Technique 1: Automation
At the heart and foundation of DevSecOps, just as with DevOps, is automation. Automation allows for consistent, repeatable processes that simplify interactions between development, IT infrastructure, and security teams. The reason DevSecOps can even be a consideration for teams is because of our increased ability to automate workflows: whether it be assignments to stakeholders for projects, handling mundane and repetitive tasks on behalf of teams, or orchestrating and integrating IT tools.
In addition, automation allows you to automate security throughout your application life cycle. By creating common, automated application pipelines that bring security tools and checks into the application and deployment processes, you can allow team members to perform approved security checks at each stage, ensuring security and consistency are built into your applications from the start.
Where once, the above tasks would require emails across teams and delays as tasks were manually allocated and triaged, automation now allows near-instantaneous handling. This breaks down the logistical and technical barriers that kept security teams at arms-length from DevOps teams, allowing them to be seamlessly looped in while not compromising the ability of DevOps teams to deliver.
Technique 2: Open standards
Like in any specialized ecosystem, security professionals have developed their own platforms and language to execute and describe their processes and techniques. To fully realize DevSecOps, though, it’s important that needs and requirements of security and DevOps teams be easily translatable among one another.
That’s where open standards and open source tools come in. As opposed to proprietary software, open source software and applications can help standardize the platforms and languages used across prospective DevSecOps teams. In this way, both DevOps and security teams can all do their work using compatible platforms and in a way that’s consistent and comprehensible to one another: both saving time, and also reducing the risk of errors being made in translating workflows across teams.
Technique 3: Zero trust architecture
Key to tackling something like a supply chain attack is ensuring a business’s tech stack cannot be compromised by more than one point of security failure. Even if a malicious actor can obtain login credentials, database locations, or IP addresses - and in more serious attacks, they often do - they should be unable to access the rest of a system or network.
That’s why organizations should adopt a “zero trust” security approach which acknowledges that traditional network perimeters and implicit trust models do not adequately protect data, assets, or workloads. Zero trust leverages the ability for teams to automatically segment networks to prevent any breach to a network from being exploited.
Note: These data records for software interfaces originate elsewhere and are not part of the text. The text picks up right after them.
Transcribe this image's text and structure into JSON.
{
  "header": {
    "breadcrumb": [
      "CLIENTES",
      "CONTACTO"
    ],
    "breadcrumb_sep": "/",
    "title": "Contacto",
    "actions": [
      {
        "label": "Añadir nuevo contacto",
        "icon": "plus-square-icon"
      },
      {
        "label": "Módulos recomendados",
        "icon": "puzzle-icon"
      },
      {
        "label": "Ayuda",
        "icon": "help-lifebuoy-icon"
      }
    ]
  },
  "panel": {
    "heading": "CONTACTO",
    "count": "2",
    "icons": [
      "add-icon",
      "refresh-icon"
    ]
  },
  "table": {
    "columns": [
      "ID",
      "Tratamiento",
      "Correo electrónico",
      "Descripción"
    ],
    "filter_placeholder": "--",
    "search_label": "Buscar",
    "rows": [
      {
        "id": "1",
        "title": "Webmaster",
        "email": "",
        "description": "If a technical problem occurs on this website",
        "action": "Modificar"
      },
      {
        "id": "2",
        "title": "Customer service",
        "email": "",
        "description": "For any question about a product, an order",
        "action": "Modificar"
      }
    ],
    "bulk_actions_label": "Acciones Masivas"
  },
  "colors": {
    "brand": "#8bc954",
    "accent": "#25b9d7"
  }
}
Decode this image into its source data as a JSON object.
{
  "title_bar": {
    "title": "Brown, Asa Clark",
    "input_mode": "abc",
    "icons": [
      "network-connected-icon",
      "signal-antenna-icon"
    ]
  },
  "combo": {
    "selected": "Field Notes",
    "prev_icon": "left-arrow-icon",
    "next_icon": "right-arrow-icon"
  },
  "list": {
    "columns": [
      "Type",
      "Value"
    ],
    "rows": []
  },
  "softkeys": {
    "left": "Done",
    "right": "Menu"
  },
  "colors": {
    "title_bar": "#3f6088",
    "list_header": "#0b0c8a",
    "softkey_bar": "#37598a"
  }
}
Instead of assuming that anything or anyone inside the IT network is trusted, zero trust assumes the opposite and builds a security environment around the concepts of de-perimeterization and least privilege.
This allows permissions to be hyper-granular, meaning that a breach at one location of a network will be confined there. At the same time, though, zero trust’s automation also ensures that it doesn’t disrupt regular workflows through quickly giving legitimate users sufficient access to do their work.
Taken together, the DevSecOps culture that’s created through mixing automation, open standards, and zero trust is one that sees security baked into the application and infrastructure life cycles from the start. This guarantees robustness of processes, applications, and their associated supply chains, while also allowing teams the flexibility to ensure they can still deliver innovative and reliable applications and services.
At TechRadar Pro, we've featured the best SecOps tools.
Are you a pro? Subscribe to our newsletter
Sign up to the TechRadar Pro newsletter to get all the top news, opinion, features and guidance your business needs to succeed!
Lucy Kerner is Director of Security Global Strategy and Evangelism at Red Hat.